Geary and her service dog in training, Chipotle, can be seen strolling through the halls of MHS on their way to class. (PHOTO BY GRIMMER)

As Mariemont High School students flood into school each morning with backpacks and lunch bags in tow, Junior Catherine Geary has her hands full with something unexpected: a service dog in training.  

Her current dog, Chipotle, is a 9-month-old half Newfoundland-half Golden Retriever from 4 Paws for Ability, a nonprofit located in Xenia, Ohio that provides service dogs to disabled children and veterans in need.

Service dog training is not foreign to the Geary family, having trained two dogs, Tiago and Sundance, before.  

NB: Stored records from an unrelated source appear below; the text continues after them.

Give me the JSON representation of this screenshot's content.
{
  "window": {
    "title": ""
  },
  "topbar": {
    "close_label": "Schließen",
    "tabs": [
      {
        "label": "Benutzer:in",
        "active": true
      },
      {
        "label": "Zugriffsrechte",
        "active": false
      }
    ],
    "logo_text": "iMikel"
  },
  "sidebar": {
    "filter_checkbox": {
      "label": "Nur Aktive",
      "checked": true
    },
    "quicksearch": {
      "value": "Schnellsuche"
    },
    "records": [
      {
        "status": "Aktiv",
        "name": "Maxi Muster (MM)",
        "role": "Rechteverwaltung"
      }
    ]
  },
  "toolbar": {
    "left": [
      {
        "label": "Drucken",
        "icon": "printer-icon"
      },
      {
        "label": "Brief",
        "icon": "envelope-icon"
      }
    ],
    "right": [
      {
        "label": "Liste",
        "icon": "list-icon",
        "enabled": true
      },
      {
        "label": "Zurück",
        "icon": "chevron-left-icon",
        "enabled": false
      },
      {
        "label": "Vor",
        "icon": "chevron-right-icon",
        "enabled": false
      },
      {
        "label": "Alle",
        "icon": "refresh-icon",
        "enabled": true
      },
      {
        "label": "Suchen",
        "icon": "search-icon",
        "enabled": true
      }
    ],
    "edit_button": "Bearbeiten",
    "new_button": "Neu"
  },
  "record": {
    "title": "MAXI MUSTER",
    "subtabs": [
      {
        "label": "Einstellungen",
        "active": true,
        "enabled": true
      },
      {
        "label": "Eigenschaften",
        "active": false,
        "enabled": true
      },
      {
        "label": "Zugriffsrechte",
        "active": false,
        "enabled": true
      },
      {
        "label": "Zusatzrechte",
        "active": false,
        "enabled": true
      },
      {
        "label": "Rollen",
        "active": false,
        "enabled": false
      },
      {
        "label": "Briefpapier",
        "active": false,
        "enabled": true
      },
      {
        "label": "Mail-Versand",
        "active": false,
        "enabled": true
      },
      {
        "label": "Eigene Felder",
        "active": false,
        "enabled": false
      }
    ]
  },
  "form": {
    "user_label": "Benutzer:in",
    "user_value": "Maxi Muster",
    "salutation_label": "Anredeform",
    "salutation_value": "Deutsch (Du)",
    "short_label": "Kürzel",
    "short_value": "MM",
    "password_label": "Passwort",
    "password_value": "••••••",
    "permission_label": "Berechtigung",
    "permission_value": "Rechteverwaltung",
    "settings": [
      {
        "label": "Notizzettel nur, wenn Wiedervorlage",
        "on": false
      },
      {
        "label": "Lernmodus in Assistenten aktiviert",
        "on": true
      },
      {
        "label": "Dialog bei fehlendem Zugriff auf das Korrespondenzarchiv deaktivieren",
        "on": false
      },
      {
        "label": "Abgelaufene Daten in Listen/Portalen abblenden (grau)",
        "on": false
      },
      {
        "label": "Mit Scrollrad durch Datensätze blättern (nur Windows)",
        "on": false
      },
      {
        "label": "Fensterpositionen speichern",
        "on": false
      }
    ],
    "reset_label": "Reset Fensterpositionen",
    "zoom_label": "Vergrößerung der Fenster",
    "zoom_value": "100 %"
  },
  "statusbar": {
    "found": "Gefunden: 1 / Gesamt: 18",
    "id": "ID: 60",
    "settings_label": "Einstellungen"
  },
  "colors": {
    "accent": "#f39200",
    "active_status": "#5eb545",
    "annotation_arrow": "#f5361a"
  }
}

“My family started training service dogs when my sister Lizzy was a junior in 2014.  Lizzy is really interested in animal behavior, and she thought this program would really help her develop her skills with animals and develop her resumé for getting into Animal Science programs at university,” says Geary.  “My family agreed to help her raise the dogs, and we all fell in love with the program.”

One of the main reasons that Chipotle comes to school with Geary is for him to become more socialized.  A critical aspect of the training is for the dog to get used to going everywhere with their owners.

“My job with Chipotle is to get him used to public situations like school, stores, doctors offices, and buses as well as teach him basic obedience commands,” says Geary.

Not only is training these dogs an important task but a true passion of the Geary family.

“I love training these dogs,” says Geary.  “After training, when they get placed with an individual who really needs them, it’s amazing to see how much the dog can help that person and really improve their life.”  

After several months of training and a final evaluation from 4 Paws for Ability, Chipotle will be paired with an individual that he will be able to help best.

“At this point, we don’t know what disability Chipotle will help with,” says Geary.  “He could help a child with autism, fetal alcohol syndrome, severe epilepsy, diabetes, or a number of other conditions.”

Smith and Chipotle share a moment before 7th bell begins. (PHOTO BY GRIMMER)

Not only does Geary enjoy having Chipotle’s company at school, but students have been thrilled with the dog as their fellow classmate.

“I love it. I love it so much,” says junior Alan Smith.

AP US History teacher, Mrs. Leatherwood, has also enjoyed having Chipotle in her class.

“I think it is a calming presence to have in the classroom.  People feel comfortable with him, and it is like being at home,” says Leatherwood.  “My hope is that it will peak others’ interest and make them think about training dogs themselves.”

How to behave around a service dog has foggy guidelines.  Because Chipotle is still in training, his situation is a bit different.

“He’s still learning!  He’s learning how to behave in class and to listen to my verbal and visual commands,” says Geary.  “Because he’s still in training, it’s okay to pet him, but he shouldn’t be a distraction to your learning nor should you be a distraction to his learning.”

Although service dog training is an exciting and rewarding experience, it is different than having a dog as a pet.  

“When I have to say goodbye to a foster dog, it’s extremely difficult, especially because the dog has been going nearly everywhere with me for so long,” says Geary. “However, it’s completely worth it because I know the dog is going to help someone who needs him more than I do.”